▶ TASK DESCRIPTION: Whenever a line of the data below holds the string "Stratford", copy that line.

▶ DATA PROVIDED:
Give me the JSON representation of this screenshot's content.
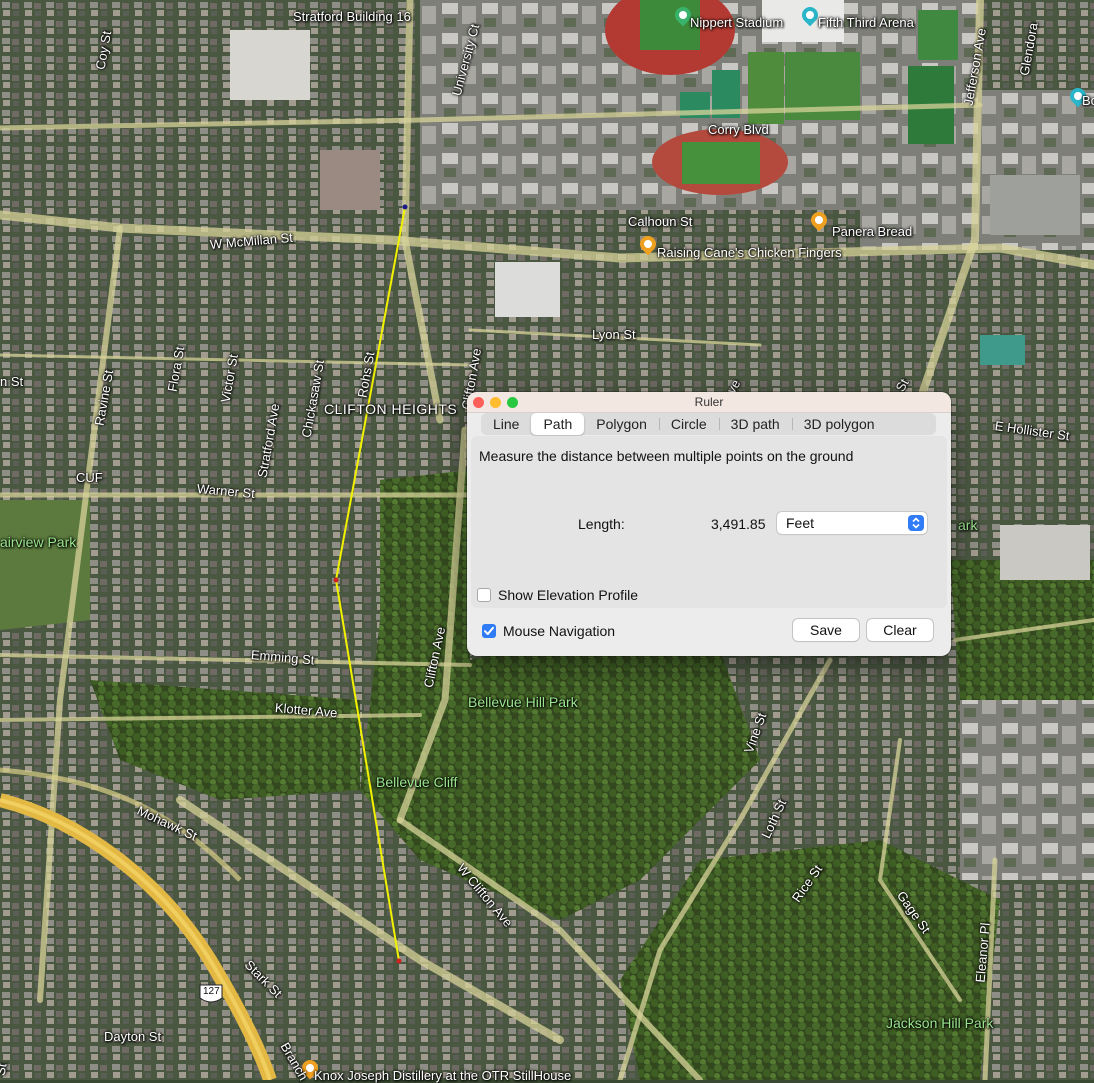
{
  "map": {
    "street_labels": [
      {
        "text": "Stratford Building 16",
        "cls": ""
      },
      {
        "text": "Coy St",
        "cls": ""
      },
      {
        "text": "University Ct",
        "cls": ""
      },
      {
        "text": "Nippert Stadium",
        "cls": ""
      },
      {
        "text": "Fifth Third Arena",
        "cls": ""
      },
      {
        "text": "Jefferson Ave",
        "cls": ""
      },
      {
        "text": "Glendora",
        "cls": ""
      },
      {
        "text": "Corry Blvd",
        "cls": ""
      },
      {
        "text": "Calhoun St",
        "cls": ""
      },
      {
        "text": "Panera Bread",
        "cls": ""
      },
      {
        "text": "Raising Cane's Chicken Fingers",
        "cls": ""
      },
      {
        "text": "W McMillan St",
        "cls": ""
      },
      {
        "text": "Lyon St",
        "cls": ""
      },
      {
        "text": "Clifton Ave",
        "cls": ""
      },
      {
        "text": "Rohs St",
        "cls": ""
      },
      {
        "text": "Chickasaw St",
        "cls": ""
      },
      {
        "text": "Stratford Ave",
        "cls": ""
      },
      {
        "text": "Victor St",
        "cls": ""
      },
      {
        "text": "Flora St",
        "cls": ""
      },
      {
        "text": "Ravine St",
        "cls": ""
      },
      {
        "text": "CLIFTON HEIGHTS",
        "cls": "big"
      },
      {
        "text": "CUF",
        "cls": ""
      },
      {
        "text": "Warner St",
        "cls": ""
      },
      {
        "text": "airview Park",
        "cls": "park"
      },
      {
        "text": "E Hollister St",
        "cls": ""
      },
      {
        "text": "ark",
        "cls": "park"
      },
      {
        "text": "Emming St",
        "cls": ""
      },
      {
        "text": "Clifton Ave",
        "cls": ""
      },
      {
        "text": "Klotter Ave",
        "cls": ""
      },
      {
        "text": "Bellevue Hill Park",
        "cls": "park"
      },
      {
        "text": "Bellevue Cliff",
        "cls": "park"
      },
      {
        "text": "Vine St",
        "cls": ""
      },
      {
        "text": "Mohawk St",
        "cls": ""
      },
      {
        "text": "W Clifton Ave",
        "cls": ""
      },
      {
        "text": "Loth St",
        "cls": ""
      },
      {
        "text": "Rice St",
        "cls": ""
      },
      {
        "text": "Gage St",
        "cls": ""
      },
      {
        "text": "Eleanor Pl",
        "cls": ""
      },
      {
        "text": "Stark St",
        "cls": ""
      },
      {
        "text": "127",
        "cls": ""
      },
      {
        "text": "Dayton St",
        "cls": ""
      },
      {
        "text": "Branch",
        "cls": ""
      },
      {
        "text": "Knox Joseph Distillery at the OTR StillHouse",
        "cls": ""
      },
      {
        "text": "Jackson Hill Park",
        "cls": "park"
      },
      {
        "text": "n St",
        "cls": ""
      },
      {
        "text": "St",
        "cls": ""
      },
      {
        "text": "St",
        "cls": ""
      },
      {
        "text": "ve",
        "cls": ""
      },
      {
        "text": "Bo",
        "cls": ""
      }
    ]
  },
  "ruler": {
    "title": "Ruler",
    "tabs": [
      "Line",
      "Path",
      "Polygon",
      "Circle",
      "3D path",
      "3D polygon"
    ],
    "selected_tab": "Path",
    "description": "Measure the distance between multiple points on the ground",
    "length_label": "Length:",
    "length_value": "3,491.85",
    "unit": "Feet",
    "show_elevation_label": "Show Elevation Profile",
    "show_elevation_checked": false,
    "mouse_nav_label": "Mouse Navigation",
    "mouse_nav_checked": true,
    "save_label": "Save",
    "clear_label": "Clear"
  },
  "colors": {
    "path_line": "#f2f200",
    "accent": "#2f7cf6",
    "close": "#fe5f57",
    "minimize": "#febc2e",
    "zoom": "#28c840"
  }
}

▶ EXERCISE SOLUTION:
        "text": "Stratford Building 16",
        "text": "Stratford Ave",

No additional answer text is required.